August-16th-2008, 11:40 AM
Another Dumb Home Video Question--Mac Specific
So I hooked a DV camera up to my MacBook Pro via Firewire/iLink and transferred a bunch of stuff into iMovie onto my internal drive (I would have transferred to one of external drives, but I have only one Firewire input).
Then I copied the stuff onto an external and I thought I'd deleted it off my internal drive, but obviously I haven't--I only have 9.72 gigs left out of 111. And of course, the computer's performance reflects this.
I've searched my main harddrive and can't find any video stuff on it, other than the application iMovie. Any idea how I can find what I transferred onto the internal drive and get rid of it?
August-16th-2008, 05:55 PM
Mac has online help but I haven't played around with anything like that.
August-19th-2008, 01:23 PM
Did you name the file? You can usually hunt this kind of thing down through the Finder.
Originally Posted by Jazzooo
August-19th-2008, 01:41 PM
iMovie renders the file on import. This is why you're able to scrub through the movie as soon as it's finished importing. This means that if you were to blow away the original that you'll also blow away the rendered movie within iMovie.

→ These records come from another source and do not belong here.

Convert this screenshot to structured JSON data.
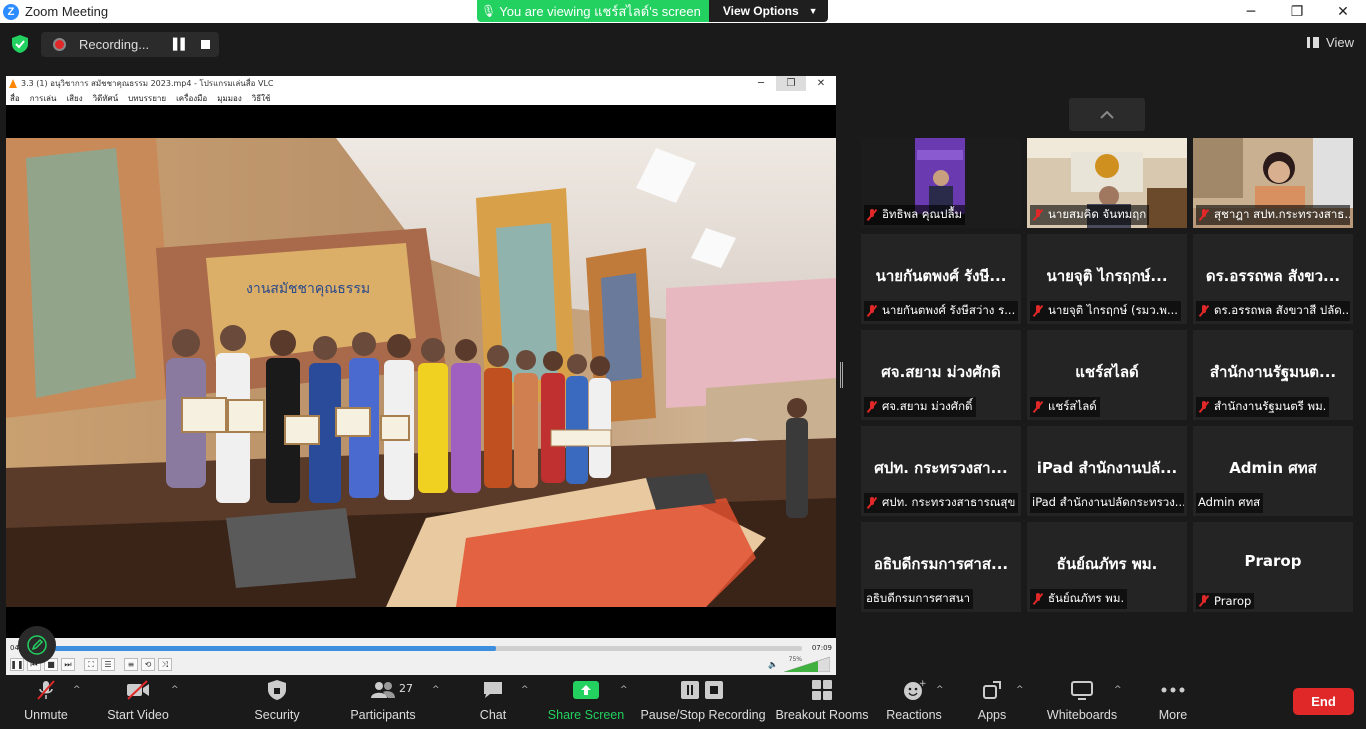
{
  "window": {
    "title": "Zoom Meeting",
    "minimize": "─",
    "maximize": "❐",
    "close": "✕"
  },
  "share_banner": {
    "viewing_text": "You are viewing แชร์สไลด์'s screen",
    "view_options": "View Options"
  },
  "topbar": {
    "recording_text": "Recording...",
    "view_label": "View"
  },
  "vlc": {
    "title": "3.3 (1) อนุวิชาการ สมัชชาคุณธรรม 2023.mp4 - โปรแกรมเล่นสื่อ VLC",
    "menu": [
      "สื่อ",
      "การเล่น",
      "เสียง",
      "วิดีทัศน์",
      "บทบรรยาย",
      "เครื่องมือ",
      "มุมมอง",
      "วิธีใช้"
    ],
    "time_start": "04:",
    "time_end": "07:09",
    "progress": 0.6,
    "volume": "75%"
  },
  "gallery": {
    "tiles": [
      {
        "label": "อิทธิพล คุณปลื้ม",
        "muted": true,
        "video": "purple"
      },
      {
        "label": "นายสมคิด จันทมฤก",
        "muted": true,
        "video": "office"
      },
      {
        "label": "สุชาฎา สปท.กระทรวงสาธ...",
        "muted": true,
        "video": "desk"
      },
      {
        "name": "นายกันตพงศ์ รังษี...",
        "label": "นายกันตพงศ์ รังษีสว่าง ร...",
        "muted": true
      },
      {
        "name": "นายจุติ ไกรฤกษ์...",
        "label": "นายจุติ ไกรฤกษ์ (รมว.พ...",
        "muted": true
      },
      {
        "name": "ดร.อรรถพล สังขว...",
        "label": "ดร.อรรถพล สังขวาสี ปลัด...",
        "muted": true
      },
      {
        "name": "ศจ.สยาม ม่วงศักดิ",
        "label": "ศจ.สยาม ม่วงศักดิ์",
        "muted": true
      },
      {
        "name": "แชร์สไลด์",
        "label": "แชร์สไลด์",
        "muted": true
      },
      {
        "name": "สำนักงานรัฐมนต...",
        "label": "สำนักงานรัฐมนตรี พม.",
        "muted": true
      },
      {
        "name": "ศปท. กระทรวงสา...",
        "label": "ศปท. กระทรวงสาธารณสุข",
        "muted": true
      },
      {
        "name": "iPad สำนักงานปลั...",
        "label": "iPad สำนักงานปลัดกระทรวง...",
        "muted": false
      },
      {
        "name": "Admin ศทส",
        "label": "Admin ศทส",
        "muted": false
      },
      {
        "name": "อธิบดีกรมการศาส...",
        "label": "อธิบดีกรมการศาสนา",
        "muted": false
      },
      {
        "name": "ธันย์ณภัทร พม.",
        "label": "ธันย์ณภัทร พม.",
        "muted": true
      },
      {
        "name": "Prarop",
        "label": "Prarop",
        "muted": true
      }
    ]
  },
  "toolbar": {
    "unmute": "Unmute",
    "start_video": "Start Video",
    "security": "Security",
    "participants": "Participants",
    "participants_count": "27",
    "chat": "Chat",
    "share_screen": "Share Screen",
    "pause_stop_recording": "Pause/Stop Recording",
    "breakout_rooms": "Breakout Rooms",
    "reactions": "Reactions",
    "apps": "Apps",
    "whiteboards": "Whiteboards",
    "more": "More",
    "end": "End"
  },
  "colors": {
    "accent_green": "#23d160",
    "end_red": "#e02828",
    "zoom_blue": "#2d8cff"
  }
}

Your movie is likely stored in your library under your user name.
If you didn't name your file, you could do a search using spotlight. Based on what you said I'm taking a guess that your camera does not use minidv tape, that it uses a chip. If so, there is a good chance you could search using this *.avi

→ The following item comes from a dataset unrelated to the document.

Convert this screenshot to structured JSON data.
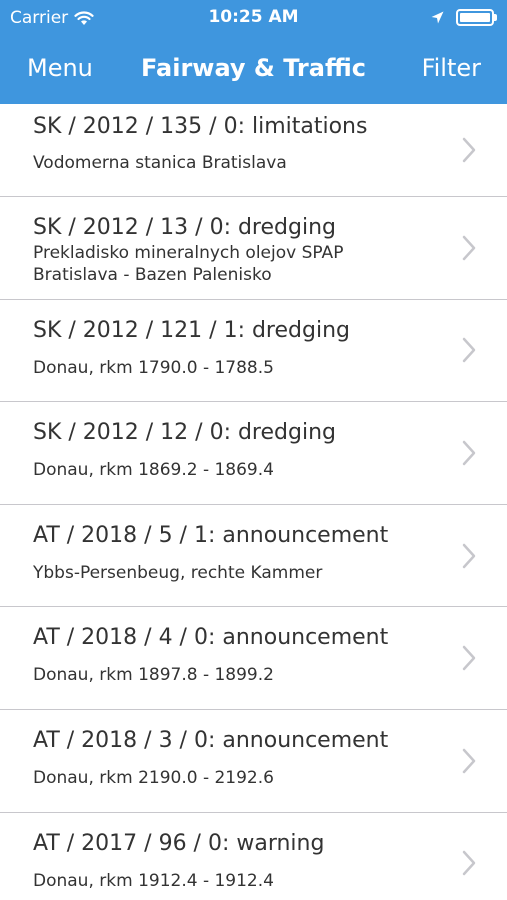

I believe you can change where to store the file by going in the user preferences from within iMovie. This will only help you for future imports. If you find that you use iMovie a lot, you may want to consider upgrading to Final Cut Express - it's around $100 but offers so much more editing capabilities.
I've gone full circle - video is a difficult medium to work well on a home computer and the technology is changing as fast as digital cameras. Now HD is the norm, which requires a state of the art 2x4 core machine to run with any amount of speed. In less than 5 years you'll see DSLRs and Video merging into a single format. Cameras will easily shoot 29 frames per second with 24meg files.
Last edited by Troll; August-19th-2008 at 04:02 PM.